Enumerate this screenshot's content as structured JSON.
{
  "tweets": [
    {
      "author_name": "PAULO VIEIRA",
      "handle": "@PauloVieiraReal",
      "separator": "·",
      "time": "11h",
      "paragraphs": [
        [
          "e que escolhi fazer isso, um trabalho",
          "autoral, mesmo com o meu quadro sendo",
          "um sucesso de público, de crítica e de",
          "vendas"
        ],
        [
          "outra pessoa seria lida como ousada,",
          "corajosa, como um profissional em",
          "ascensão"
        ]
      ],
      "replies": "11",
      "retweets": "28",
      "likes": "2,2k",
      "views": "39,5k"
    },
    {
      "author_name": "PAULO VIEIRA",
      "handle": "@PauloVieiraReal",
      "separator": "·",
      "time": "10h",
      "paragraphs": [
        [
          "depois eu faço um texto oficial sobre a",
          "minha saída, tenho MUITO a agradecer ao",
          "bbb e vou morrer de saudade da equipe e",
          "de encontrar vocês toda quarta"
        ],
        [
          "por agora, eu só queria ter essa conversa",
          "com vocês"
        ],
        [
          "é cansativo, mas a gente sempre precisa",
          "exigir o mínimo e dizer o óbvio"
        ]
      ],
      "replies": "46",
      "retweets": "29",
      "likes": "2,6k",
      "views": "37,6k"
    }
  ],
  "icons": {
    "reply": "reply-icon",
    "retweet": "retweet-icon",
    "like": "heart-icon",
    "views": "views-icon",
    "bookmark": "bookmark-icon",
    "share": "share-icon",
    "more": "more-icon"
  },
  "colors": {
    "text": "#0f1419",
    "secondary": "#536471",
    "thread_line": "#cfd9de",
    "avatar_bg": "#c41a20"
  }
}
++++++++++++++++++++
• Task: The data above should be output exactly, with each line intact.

• Exercise response:
Enumerate this screenshot's content as structured JSON.
{
  "tweets": [
    {
      "author_name": "PAULO VIEIRA",
      "handle": "@PauloVieiraReal",
      "separator": "·",
      "time": "11h",
      "paragraphs": [
        [
          "e que escolhi fazer isso, um trabalho",
          "autoral, mesmo com o meu quadro sendo",
          "um sucesso de público, de crítica e de",
          "vendas"
        ],
        [
          "outra pessoa seria lida como ousada,",
          "corajosa, como um profissional em",
          "ascensão"
        ]
      ],
      "replies": "11",
      "retweets": "28",
      "likes": "2,2k",
      "views": "39,5k"
    },
    {
      "author_name": "PAULO VIEIRA",
      "handle": "@PauloVieiraReal",
      "separator": "·",
      "time": "10h",
      "paragraphs": [
        [
          "depois eu faço um texto oficial sobre a",
          "minha saída, tenho MUITO a agradecer ao",
          "bbb e vou morrer de saudade da equipe e",
          "de encontrar vocês toda quarta"
        ],
        [
          "por agora, eu só queria ter essa conversa",
          "com vocês"
        ],
        [
          "é cansativo, mas a gente sempre precisa",
          "exigir o mínimo e dizer o óbvio"
        ]
      ],
      "replies": "46",
      "retweets": "29",
      "likes": "2,6k",
      "views": "37,6k"
    }
  ],
  "icons": {
    "reply": "reply-icon",
    "retweet": "retweet-icon",
    "like": "heart-icon",
    "views": "views-icon",
    "bookmark": "bookmark-icon",
    "share": "share-icon",
    "more": "more-icon"
  },
  "colors": {
    "text": "#0f1419",
    "secondary": "#536471",
    "thread_line": "#cfd9de",
    "avatar_bg": "#c41a20"
  }
}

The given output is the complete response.